## TASK PROMPT
Output every record word for word.

## DATA EXCERPTS
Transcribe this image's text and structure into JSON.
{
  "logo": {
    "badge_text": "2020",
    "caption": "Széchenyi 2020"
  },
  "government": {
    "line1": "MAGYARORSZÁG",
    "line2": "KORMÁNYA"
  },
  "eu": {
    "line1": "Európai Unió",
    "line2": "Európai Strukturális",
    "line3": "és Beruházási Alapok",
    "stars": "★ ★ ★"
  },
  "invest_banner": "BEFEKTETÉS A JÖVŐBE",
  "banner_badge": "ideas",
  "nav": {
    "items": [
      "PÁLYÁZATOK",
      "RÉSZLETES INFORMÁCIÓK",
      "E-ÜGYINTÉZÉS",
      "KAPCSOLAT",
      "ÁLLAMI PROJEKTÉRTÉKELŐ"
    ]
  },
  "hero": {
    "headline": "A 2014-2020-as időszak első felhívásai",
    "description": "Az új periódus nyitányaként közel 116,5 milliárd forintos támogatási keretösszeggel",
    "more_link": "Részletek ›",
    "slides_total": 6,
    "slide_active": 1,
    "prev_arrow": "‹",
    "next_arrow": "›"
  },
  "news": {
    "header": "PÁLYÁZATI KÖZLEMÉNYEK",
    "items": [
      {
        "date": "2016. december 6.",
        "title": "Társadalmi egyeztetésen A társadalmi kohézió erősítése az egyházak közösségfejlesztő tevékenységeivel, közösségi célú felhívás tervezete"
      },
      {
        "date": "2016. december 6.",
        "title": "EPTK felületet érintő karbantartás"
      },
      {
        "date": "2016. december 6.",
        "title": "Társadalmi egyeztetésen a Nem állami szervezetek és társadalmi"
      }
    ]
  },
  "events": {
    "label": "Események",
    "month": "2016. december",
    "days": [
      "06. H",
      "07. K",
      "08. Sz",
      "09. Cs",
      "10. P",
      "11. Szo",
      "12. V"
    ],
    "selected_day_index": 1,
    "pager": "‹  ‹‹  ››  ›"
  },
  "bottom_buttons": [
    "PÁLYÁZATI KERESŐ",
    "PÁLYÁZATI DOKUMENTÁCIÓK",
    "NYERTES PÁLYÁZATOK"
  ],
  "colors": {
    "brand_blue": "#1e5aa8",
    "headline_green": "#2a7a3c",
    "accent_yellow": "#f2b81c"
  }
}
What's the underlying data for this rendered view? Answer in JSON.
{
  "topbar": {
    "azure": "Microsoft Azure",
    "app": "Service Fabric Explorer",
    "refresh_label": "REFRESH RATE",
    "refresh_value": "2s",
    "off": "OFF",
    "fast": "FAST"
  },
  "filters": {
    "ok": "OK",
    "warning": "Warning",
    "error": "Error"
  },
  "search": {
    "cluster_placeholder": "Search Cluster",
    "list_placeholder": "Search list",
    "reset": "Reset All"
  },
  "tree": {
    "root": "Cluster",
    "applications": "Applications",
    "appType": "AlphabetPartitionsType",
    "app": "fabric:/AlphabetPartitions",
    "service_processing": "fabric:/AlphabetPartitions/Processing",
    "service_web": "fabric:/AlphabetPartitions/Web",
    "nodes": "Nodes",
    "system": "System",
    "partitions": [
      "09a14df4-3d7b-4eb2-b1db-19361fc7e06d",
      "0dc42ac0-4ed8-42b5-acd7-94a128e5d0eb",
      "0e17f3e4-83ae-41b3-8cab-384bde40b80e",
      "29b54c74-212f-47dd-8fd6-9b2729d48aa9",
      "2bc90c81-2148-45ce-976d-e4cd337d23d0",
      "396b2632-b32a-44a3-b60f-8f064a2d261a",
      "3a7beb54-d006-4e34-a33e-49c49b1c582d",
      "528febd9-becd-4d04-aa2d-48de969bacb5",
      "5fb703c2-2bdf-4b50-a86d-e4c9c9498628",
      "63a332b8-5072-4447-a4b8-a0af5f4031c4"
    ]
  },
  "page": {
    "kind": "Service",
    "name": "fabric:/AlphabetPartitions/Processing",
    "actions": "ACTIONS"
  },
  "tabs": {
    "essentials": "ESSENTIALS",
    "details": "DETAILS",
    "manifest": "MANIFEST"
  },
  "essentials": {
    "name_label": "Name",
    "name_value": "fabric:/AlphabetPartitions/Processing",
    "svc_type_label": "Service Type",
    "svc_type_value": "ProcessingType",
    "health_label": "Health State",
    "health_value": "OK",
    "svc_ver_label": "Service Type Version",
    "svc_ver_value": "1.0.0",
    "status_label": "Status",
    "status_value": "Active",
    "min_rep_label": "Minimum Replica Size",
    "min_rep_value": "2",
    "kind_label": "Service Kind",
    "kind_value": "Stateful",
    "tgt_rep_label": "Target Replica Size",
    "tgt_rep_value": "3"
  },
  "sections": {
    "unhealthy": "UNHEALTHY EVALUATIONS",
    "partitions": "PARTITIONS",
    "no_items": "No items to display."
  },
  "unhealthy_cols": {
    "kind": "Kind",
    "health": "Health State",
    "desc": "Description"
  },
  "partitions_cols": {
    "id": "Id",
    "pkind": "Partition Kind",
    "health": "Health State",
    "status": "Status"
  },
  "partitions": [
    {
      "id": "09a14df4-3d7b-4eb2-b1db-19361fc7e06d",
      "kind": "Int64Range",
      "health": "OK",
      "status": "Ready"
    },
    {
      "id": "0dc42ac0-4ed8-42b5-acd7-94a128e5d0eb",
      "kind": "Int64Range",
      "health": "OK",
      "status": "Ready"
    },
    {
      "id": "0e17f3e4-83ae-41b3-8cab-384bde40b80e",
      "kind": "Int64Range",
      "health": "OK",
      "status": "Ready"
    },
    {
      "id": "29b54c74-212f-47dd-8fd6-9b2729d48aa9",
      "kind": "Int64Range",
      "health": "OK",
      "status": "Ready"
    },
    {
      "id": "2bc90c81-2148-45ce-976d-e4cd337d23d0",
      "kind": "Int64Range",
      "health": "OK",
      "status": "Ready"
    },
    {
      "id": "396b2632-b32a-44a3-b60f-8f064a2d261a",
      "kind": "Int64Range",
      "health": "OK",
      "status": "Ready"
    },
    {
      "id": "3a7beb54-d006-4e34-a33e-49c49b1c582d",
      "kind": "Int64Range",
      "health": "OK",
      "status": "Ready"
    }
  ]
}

## RESPONSE
Transcribe this image's text and structure into JSON.
{
  "logo": {
    "badge_text": "2020",
    "caption": "Széchenyi 2020"
  },
  "government": {
    "line1": "MAGYARORSZÁG",
    "line2": "KORMÁNYA"
  },
  "eu": {
    "line1": "Európai Unió",
    "line2": "Európai Strukturális",
    "line3": "és Beruházási Alapok",
    "stars": "★ ★ ★"
  },
  "invest_banner": "BEFEKTETÉS A JÖVŐBE",
  "banner_badge": "ideas",
  "nav": {
    "items": [
      "PÁLYÁZATOK",
      "RÉSZLETES INFORMÁCIÓK",
      "E-ÜGYINTÉZÉS",
      "KAPCSOLAT",
      "ÁLLAMI PROJEKTÉRTÉKELŐ"
    ]
  },
  "hero": {
    "headline": "A 2014-2020-as időszak első felhívásai",
    "description": "Az új periódus nyitányaként közel 116,5 milliárd forintos támogatási keretösszeggel",
    "more_link": "Részletek ›",
    "slides_total": 6,
    "slide_active": 1,
    "prev_arrow": "‹",
    "next_arrow": "›"
  },
  "news": {
    "header": "PÁLYÁZATI KÖZLEMÉNYEK",
    "items": [
      {
        "date": "2016. december 6.",
        "title": "Társadalmi egyeztetésen A társadalmi kohézió erősítése az egyházak közösségfejlesztő tevékenységeivel, közösségi célú felhívás tervezete"
      },
      {
        "date": "2016. december 6.",
        "title": "EPTK felületet érintő karbantartás"
      },
      {
        "date": "2016. december 6.",
        "title": "Társadalmi egyeztetésen a Nem állami szervezetek és társadalmi"
      }
    ]
  },
  "events": {
    "label": "Események",
    "month": "2016. december",
    "days": [
      "06. H",
      "07. K",
      "08. Sz",
      "09. Cs",
      "10. P",
      "11. Szo",
      "12. V"
    ],
    "selected_day_index": 1,
    "pager": "‹  ‹‹  ››  ›"
  },
  "bottom_buttons": [
    "PÁLYÁZATI KERESŐ",
    "PÁLYÁZATI DOKUMENTÁCIÓK",
    "NYERTES PÁLYÁZATOK"
  ],
  "colors": {
    "brand_blue": "#1e5aa8",
    "headline_green": "#2a7a3c",
    "accent_yellow": "#f2b81c"
  }
}
What's the underlying data for this rendered view? Answer in JSON.
{
  "topbar": {
    "azure": "Microsoft Azure",
    "app": "Service Fabric Explorer",
    "refresh_label": "REFRESH RATE",
    "refresh_value": "2s",
    "off": "OFF",
    "fast": "FAST"
  },
  "filters": {
    "ok": "OK",
    "warning": "Warning",
    "error": "Error"
  },
  "search": {
    "cluster_placeholder": "Search Cluster",
    "list_placeholder": "Search list",
    "reset": "Reset All"
  },
  "tree": {
    "root": "Cluster",
    "applications": "Applications",
    "appType": "AlphabetPartitionsType",
    "app": "fabric:/AlphabetPartitions",
    "service_processing": "fabric:/AlphabetPartitions/Processing",
    "service_web": "fabric:/AlphabetPartitions/Web",
    "nodes": "Nodes",
    "system": "System",
    "partitions": [
      "09a14df4-3d7b-4eb2-b1db-19361fc7e06d",
      "0dc42ac0-4ed8-42b5-acd7-94a128e5d0eb",
      "0e17f3e4-83ae-41b3-8cab-384bde40b80e",
      "29b54c74-212f-47dd-8fd6-9b2729d48aa9",
      "2bc90c81-2148-45ce-976d-e4cd337d23d0",
      "396b2632-b32a-44a3-b60f-8f064a2d261a",
      "3a7beb54-d006-4e34-a33e-49c49b1c582d",
      "528febd9-becd-4d04-aa2d-48de969bacb5",
      "5fb703c2-2bdf-4b50-a86d-e4c9c9498628",
      "63a332b8-5072-4447-a4b8-a0af5f4031c4"
    ]
  },
  "page": {
    "kind": "Service",
    "name": "fabric:/AlphabetPartitions/Processing",
    "actions": "ACTIONS"
  },
  "tabs": {
    "essentials": "ESSENTIALS",
    "details": "DETAILS",
    "manifest": "MANIFEST"
  },
  "essentials": {
    "name_label": "Name",
    "name_value": "fabric:/AlphabetPartitions/Processing",
    "svc_type_label": "Service Type",
    "svc_type_value": "ProcessingType",
    "health_label": "Health State",
    "health_value": "OK",
    "svc_ver_label": "Service Type Version",
    "svc_ver_value": "1.0.0",
    "status_label": "Status",
    "status_value": "Active",
    "min_rep_label": "Minimum Replica Size",
    "min_rep_value": "2",
    "kind_label": "Service Kind",
    "kind_value": "Stateful",
    "tgt_rep_label": "Target Replica Size",
    "tgt_rep_value": "3"
  },
  "sections": {
    "unhealthy": "UNHEALTHY EVALUATIONS",
    "partitions": "PARTITIONS",
    "no_items": "No items to display."
  },
  "unhealthy_cols": {
    "kind": "Kind",
    "health": "Health State",
    "desc": "Description"
  },
  "partitions_cols": {
    "id": "Id",
    "pkind": "Partition Kind",
    "health": "Health State",
    "status": "Status"
  },
  "partitions": [
    {
      "id": "09a14df4-3d7b-4eb2-b1db-19361fc7e06d",
      "kind": "Int64Range",
      "health": "OK",
      "status": "Ready"
    },
    {
      "id": "0dc42ac0-4ed8-42b5-acd7-94a128e5d0eb",
      "kind": "Int64Range",
      "health": "OK",
      "status": "Ready"
    },
    {
      "id": "0e17f3e4-83ae-41b3-8cab-384bde40b80e",
      "kind": "Int64Range",
      "health": "OK",
      "status": "Ready"
    },
    {
      "id": "29b54c74-212f-47dd-8fd6-9b2729d48aa9",
      "kind": "Int64Range",
      "health": "OK",
      "status": "Ready"
    },
    {
      "id": "2bc90c81-2148-45ce-976d-e4cd337d23d0",
      "kind": "Int64Range",
      "health": "OK",
      "status": "Ready"
    },
    {
      "id": "396b2632-b32a-44a3-b60f-8f064a2d261a",
      "kind": "Int64Range",
      "health": "OK",
      "status": "Ready"
    },
    {
      "id": "3a7beb54-d006-4e34-a33e-49c49b1c582d",
      "kind": "Int64Range",
      "health": "OK",
      "status": "Ready"
    }
  ]
}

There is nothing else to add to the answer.